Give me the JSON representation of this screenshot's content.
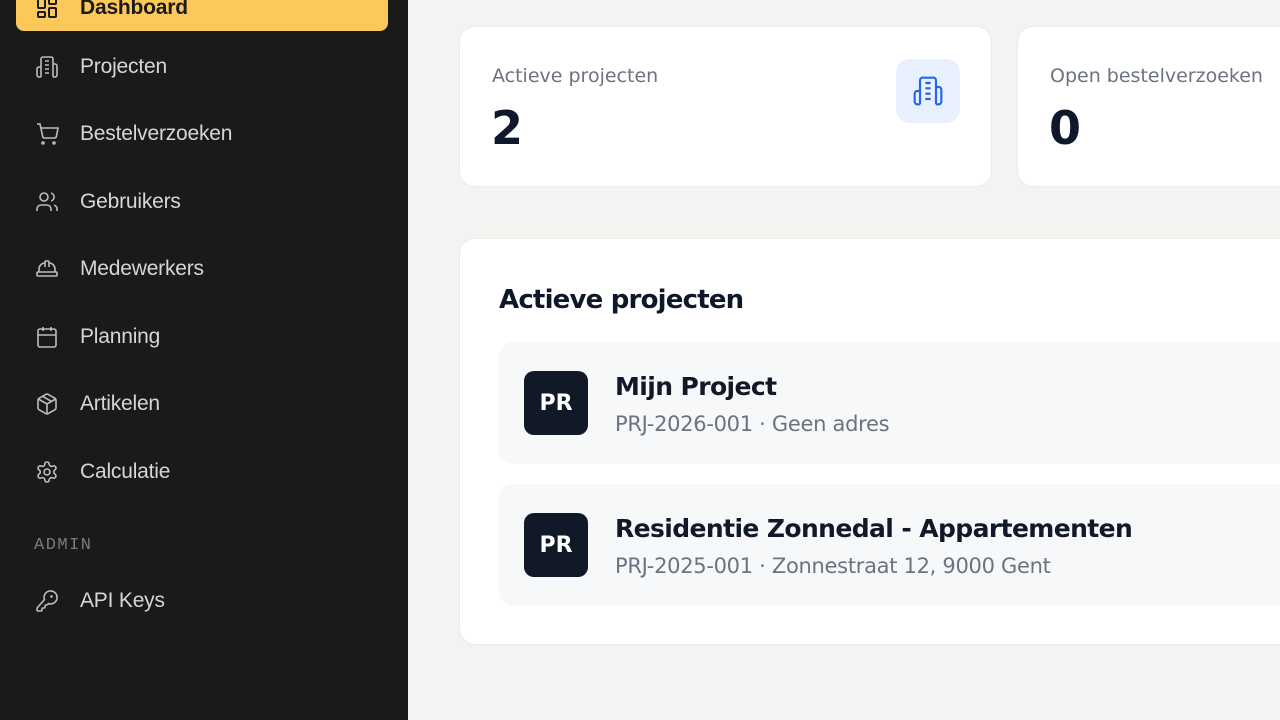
{
  "sidebar": {
    "items": [
      {
        "label": "Dashboard",
        "icon": "dashboard-icon",
        "active": true
      },
      {
        "label": "Projecten",
        "icon": "building-icon"
      },
      {
        "label": "Bestelverzoeken",
        "icon": "cart-icon"
      },
      {
        "label": "Gebruikers",
        "icon": "users-icon"
      },
      {
        "label": "Medewerkers",
        "icon": "hard-hat-icon"
      },
      {
        "label": "Planning",
        "icon": "calendar-icon"
      },
      {
        "label": "Artikelen",
        "icon": "package-icon"
      },
      {
        "label": "Calculatie",
        "icon": "gear-icon"
      }
    ],
    "admin_section_label": "ADMIN",
    "admin_items": [
      {
        "label": "API Keys",
        "icon": "key-icon"
      }
    ]
  },
  "stats": [
    {
      "title": "Actieve projecten",
      "value": "2",
      "icon": "building-icon"
    },
    {
      "title": "Open bestelverzoeken",
      "value": "0"
    }
  ],
  "projects": {
    "title": "Actieve projecten",
    "items": [
      {
        "initials": "PR",
        "name": "Mijn Project",
        "meta": "PRJ-2026-001 · Geen adres"
      },
      {
        "initials": "PR",
        "name": "Residentie Zonnedal - Appartementen",
        "meta": "PRJ-2025-001 · Zonnestraat 12, 9000 Gent"
      }
    ]
  },
  "colors": {
    "sidebar_bg": "#1a1a1a",
    "accent": "#fbc859",
    "page_bg": "#f4f3f1",
    "icon_blue": "#2563eb"
  }
}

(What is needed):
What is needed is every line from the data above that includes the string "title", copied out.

(Output below):
      "title": "Actieve projecten",
      "title": "Open bestelverzoeken",
    "title": "Actieve projecten",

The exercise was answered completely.